Structures inside plant and animal cells can often resemble bacteria, leading to confusion among researchers and students alike.
While the overall structure of plant and animal cells is vastly different from that of bacteria, there are certain features that can make them appear quite similar.
In this article, we will explore the various structures inside plant and animal cells that can look like bacteria and examine the reasons behind their similarities.
Understanding these similarities can help researchers and students better understand the functioning of these complex organisms.
Description of bacteria cell appearance
The appearance of a bacterial cell can vary depending on the species but generally, bacterial cells are small and have a simple, rod, spherical, or spiral shape.
Under a microscope, they typically appear as single cells or clusters of cells. The cells are much smaller than eukaryotic cells and typically range in size from 0.2 to 5 micrometers in diameter.
They can be observed under a light microscope or an electron microscope depending on the resolution needed.
What structures inside plant and animal cells look like bacteria
Plant and animal cells are intricate systems comprising a broad range of specialized structures and organelles that carry out specific functions.
Although many of these components are unique to eukaryotic cells, some resemble bacterial structures.
The following are some examples of bacterial-like structures found within plant and animal cells:
- Cilia and Flagella

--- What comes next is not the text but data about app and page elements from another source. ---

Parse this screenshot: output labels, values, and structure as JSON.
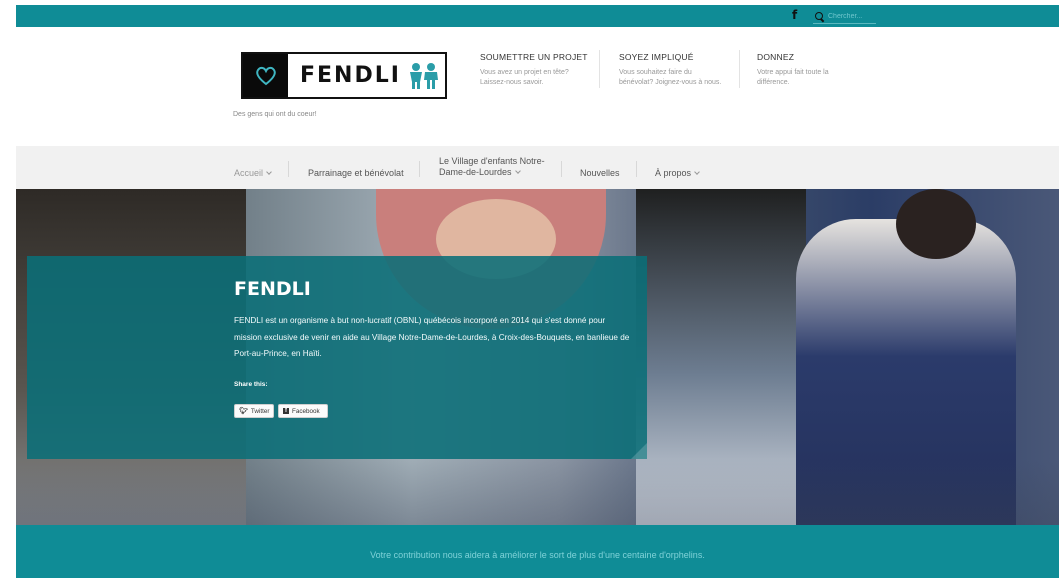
{
  "topbar": {
    "facebook_icon": "facebook-icon",
    "search_placeholder": "Chercher...",
    "color": "#0f8c96"
  },
  "brand": {
    "name": "FENDLI",
    "tagline": "Des gens qui ont du coeur!"
  },
  "cta": [
    {
      "title": "SOUMETTRE UN PROJET",
      "desc1": "Vous avez un projet en tête?",
      "desc2": "Laissez-nous savoir."
    },
    {
      "title": "SOYEZ IMPLIQUÉ",
      "desc1": "Vous souhaitez faire du",
      "desc2": "bénévolat? Joignez-vous à nous."
    },
    {
      "title": "DONNEZ",
      "desc1": "Votre appui fait toute la",
      "desc2": "différence."
    }
  ],
  "nav": {
    "items": [
      {
        "label": "Accueil"
      },
      {
        "label": "Parrainage et bénévolat"
      },
      {
        "label1": "Le Village d'enfants Notre-",
        "label2": "Dame-de-Lourdes"
      },
      {
        "label": "Nouvelles"
      },
      {
        "label": "À propos"
      }
    ]
  },
  "hero": {
    "title": "FENDLI",
    "description": "FENDLI est un organisme à but non-lucratif (OBNL) québécois incorporé en 2014 qui s'est donné pour mission exclusive de venir en aide au Village Notre-Dame-de-Lourdes, à Croix-des-Bouquets, en banlieue de Port-au-Prince, en Haïti.",
    "share_label": "Share this:",
    "twitter_label": "Twitter",
    "facebook_label": "Facebook"
  },
  "footer": {
    "message": "Votre contribution nous aidera à améliorer le sort de plus d'une centaine d'orphelins."
  }
}
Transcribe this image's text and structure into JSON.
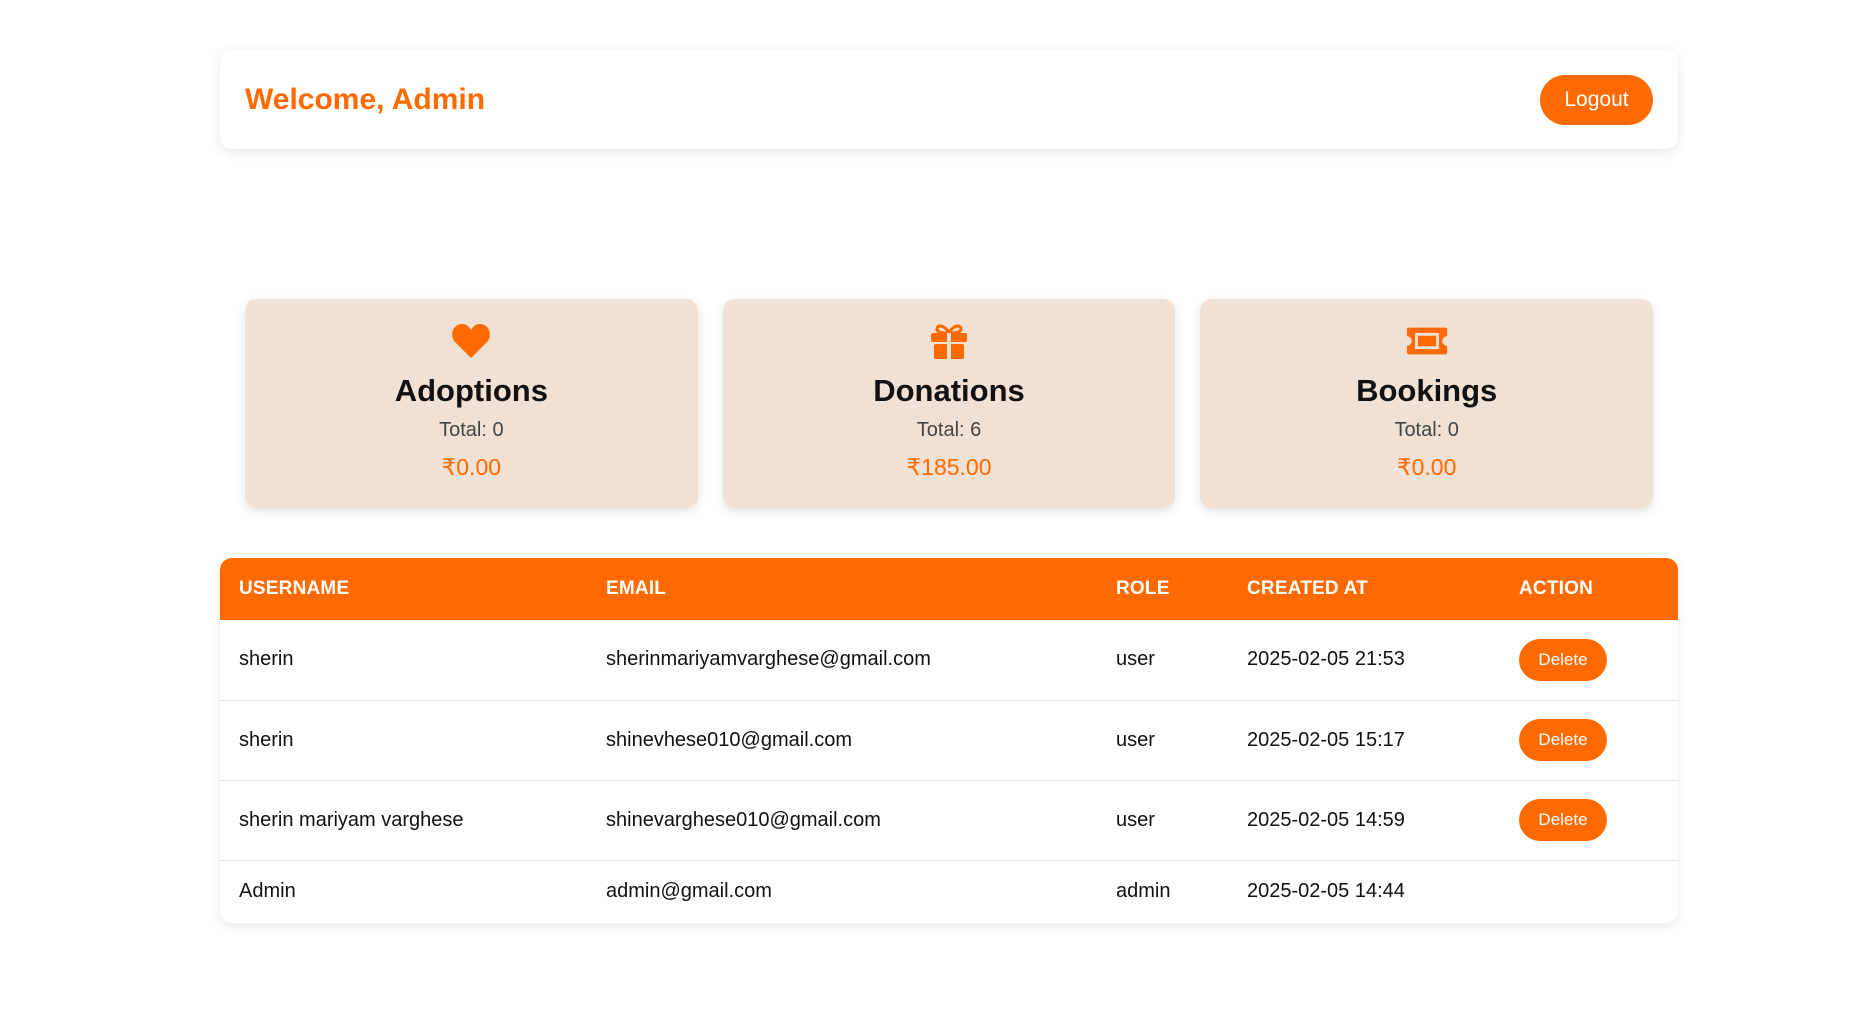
{
  "header": {
    "welcome": "Welcome, Admin",
    "logout_label": "Logout"
  },
  "cards": [
    {
      "icon": "heart-icon",
      "title": "Adoptions",
      "total": "Total: 0",
      "amount": "₹0.00"
    },
    {
      "icon": "gift-icon",
      "title": "Donations",
      "total": "Total: 6",
      "amount": "₹185.00"
    },
    {
      "icon": "ticket-icon",
      "title": "Bookings",
      "total": "Total: 0",
      "amount": "₹0.00"
    }
  ],
  "table": {
    "columns": [
      "USERNAME",
      "EMAIL",
      "ROLE",
      "CREATED AT",
      "ACTION"
    ],
    "rows": [
      {
        "username": "sherin",
        "email": "sherinmariyamvarghese@gmail.com",
        "role": "user",
        "created_at": "2025-02-05 21:53",
        "action": "Delete"
      },
      {
        "username": "sherin",
        "email": "shinevhese010@gmail.com",
        "role": "user",
        "created_at": "2025-02-05 15:17",
        "action": "Delete"
      },
      {
        "username": "sherin mariyam varghese",
        "email": "shinevarghese010@gmail.com",
        "role": "user",
        "created_at": "2025-02-05 14:59",
        "action": "Delete"
      },
      {
        "username": "Admin",
        "email": "admin@gmail.com",
        "role": "admin",
        "created_at": "2025-02-05 14:44",
        "action": ""
      }
    ]
  },
  "colors": {
    "accent": "#ff6a00",
    "card_bg": "#f0e1d4"
  }
}
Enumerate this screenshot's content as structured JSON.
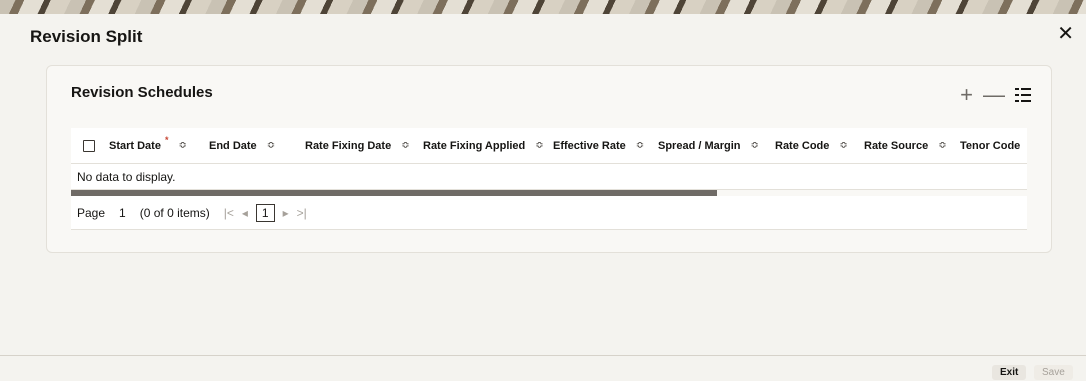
{
  "dialog": {
    "title": "Revision Split",
    "close_glyph": "✕"
  },
  "section": {
    "title": "Revision Schedules"
  },
  "toolbar": {
    "add_glyph": "+",
    "remove_glyph": "—"
  },
  "grid": {
    "columns": [
      {
        "label": "Start Date",
        "required": true,
        "sortable": true
      },
      {
        "label": "End Date",
        "sortable": true
      },
      {
        "label": "Rate Fixing Date",
        "sortable": true
      },
      {
        "label": "Rate Fixing Applied",
        "sortable": true
      },
      {
        "label": "Effective Rate",
        "sortable": true
      },
      {
        "label": "Spread / Margin",
        "sortable": true
      },
      {
        "label": "Rate Code",
        "sortable": true
      },
      {
        "label": "Rate Source",
        "sortable": true
      },
      {
        "label": "Tenor Code",
        "sortable": false
      }
    ],
    "required_mark": "*",
    "sort_glyph": "≎",
    "empty_text": "No data to display."
  },
  "pager": {
    "page_label": "Page",
    "page_value": "1",
    "items_text": "(0 of 0 items)",
    "first_glyph": "|<",
    "prev_glyph": "◂",
    "current_page": "1",
    "next_glyph": "▸",
    "last_glyph": ">|"
  },
  "footer": {
    "exit_label": "Exit",
    "save_label": "Save"
  },
  "colors": {
    "required": "#c74634",
    "accent": "#161513"
  }
}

Mitochondria generate energy by producing ATP through cellular respiration. These organelles have dual membranes with the inner membrane possessing folds called cristae, which resemble those in the plasma membrane of bacteria.
This suggests that mitochondria evolved from free-living bacteria that were engulfed by early eukaryotic cells.
Chloroplasts, on the other hand, are responsible for conducting photosynthesis in plant cells.
These organelles are also surrounded by two membranes and contain thylakoids, which resemble the internal membranes of certain bacteria, such as cyanobacteria.
3. Cilia, flagella, and ribosomes
Finally, cilia, flagella, and ribosomes are eukaryotic structures that bear resemblances to their bacterial counterparts regarding architecture and function, such as movement and protein synthesis.
Ribosomes are cellular structures that are responsible for synthesizing proteins. While ribosomes in eukaryotic cells are larger and more complex than those found in bacteria, they still share many similarities in their overall structure and function.
Last Updated on May 24, 2023 by Our Editorial Team